Why would he do this? Earlier in chapter 22, we’re told that Satan entered into him (22:3), and that Judas went to the chief priests to offer to betray him. They’re delighted, as they were wanting to get rid of him, and so they offer some money as a reward. How great a price, to throw away his privilege for so little money. To hand over Jesus for a little gain. Could it be that we would so cheaply throw it all away? Is there a danger that we would also do away with Jesus for the sake of some gain?
As the disciples realise what is happening before them - and remember that they were sleeping just before the crowd arrived - they suddenly jump in to defend Jesus.
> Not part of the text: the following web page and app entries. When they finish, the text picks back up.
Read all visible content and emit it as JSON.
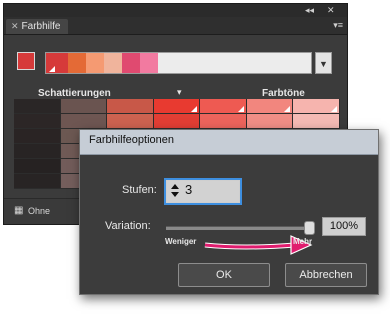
{
  "panel": {
    "title_bar": {
      "collapse_glyph": "◂◂",
      "close_glyph": "✕"
    },
    "tab": {
      "close_glyph": "✕",
      "label": "Farbhilfe"
    },
    "menu_glyph": "▾≡",
    "base_color": "#d63a3a",
    "harmony_colors": [
      "#d63a3a",
      "#e46a36",
      "#f59a72",
      "#f0b49c",
      "#e04a70",
      "#f27aa0",
      "#ececec"
    ],
    "harmony_dropdown_glyph": "▼",
    "header_shades": "Schattierungen",
    "header_arrow": "▾",
    "header_tones": "Farbtöne",
    "grid_colors": [
      [
        "#2a2626",
        "#6a5450",
        "#c85848",
        "#e83a30",
        "#ee5a52",
        "#f2867e",
        "#f6b4ae"
      ],
      [
        "#2c2626",
        "#6e5652",
        "#cc6250",
        "#e23e34",
        "#ec645c",
        "#f08e86",
        "#f4bab4"
      ],
      [
        "#2a2424",
        "#6c5852",
        "#c4685a",
        "#dc4e42",
        "#e87268",
        "#ee9a92",
        "#f2c2bc"
      ],
      [
        "#282424",
        "#705a56",
        "#c27064",
        "#d85e56",
        "#e47e76",
        "#eca29c",
        "#f0c8c4"
      ],
      [
        "#262222",
        "#725c5a",
        "#c0786e",
        "#d46e66",
        "#e08a84",
        "#eaaaa4",
        "#eeccc8"
      ],
      [
        "#282424",
        "#745e5c",
        "#be7e76",
        "#d07a72",
        "#de948e",
        "#e8b2ae",
        "#eed2ce"
      ]
    ],
    "grid_markers": [
      3,
      4,
      5,
      6
    ],
    "footer_icon": "▦",
    "footer_label": "Ohne"
  },
  "dialog": {
    "title": "Farbhilfeoptionen",
    "steps_label": "Stufen:",
    "steps_value": "3",
    "variation_label": "Variation:",
    "variation_value": "100%",
    "variation_level": 1.0,
    "less_label": "Weniger",
    "more_label": "Mehr",
    "arrow_color": "#e01b6e",
    "ok_label": "OK",
    "cancel_label": "Abbrechen"
  }
}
They ask ‘Lord, should we strike with the sword?’ (49) but before waiting for a reply, they strike.
The slave of the high priest is on the sharp end of the sword, and loses an ear. Could this be the time of trial they were to pray to be ready in - yet they stampede in, trying to fix things in their own way. They fail to follow Jesus’ example. He tells them ‘No more of this.’
Perhaps you can identify with this approach. We wade in to sort things out, because obviously God isn’t in charge; he needs us to take matters into our own hands with our own strength. Yet it’s just as much an example of faithlessness and prayerlessness as the earlier sleeping was. Whether through inactivity (sleeping) or through overactivity (swording), we can fail to follow the Lord Jesus. What is it Jesus would have me do?
Now, imagine for a moment that you were Jesus. How would you respond? You’ve been betrayed outright by one of the twelve and the other eleven haven’t been much better. What would you do? In contrast to what I suspect would be our natural reaction, Jesus instead continues to obey his Father, and continues to follow the path laid for him to bring about our rescue.
The King has been betrayed, but he is not swayed from his plan. Even as the disciples were snoozing and snoring, Jesus was praying. ‘Father, if you are willing, remove this cup from me; yet not my will but yours be done.’ (42) He knows the pain that lies ahead; he knows the suffering that awaits. He asks if it might pass him by - and yet for our sake he prays: ‘not my will but yours be done.’
Jesus submits to the Father’s will, remaining steadfastly committed to the way of the cross, for us. He surrenders himself to obedience for the sake of the disobedient.
More than that - although flowing from it - is his grace instead of rage. The disciples lashed out, but Jesus heals the slave’s ear, even in the face of the hostile crowd. He shows grace to those who least deserved it, who were out to get him.
That grace is shown to us who also were the cause of Jesus’ death. At one time we too were against Jesus and rebelled, but his grace was effective towards us, and led to our healing; our being made whole.
Just as Jesus submitted to the Father’s will, so he now submits to the crowd, willingly surrendering to them, even though they carry him to trial and death. He had been in the temple teaching each day and they hadn’t touched him. They waited for this moment on the dark hillside, taking him in secret. As Jesus says: ‘But this is your hour, and the power of darkness.’ (53)
The human actors were intent on destroying Jesus, but they weren’t the only enemies that night. The powers of darkness were also out to get Jesus, to do away with him. Jesus, the King, submits himself to imprisonment and death, by the kiss of betrayal, to destroy his enemies and bring rescue to repenting rebels. Hallelujah! What a Saviour!
This sermon was preached at the Monday night of Holy Week, 25th March 2013 in Aghavea Parish Church.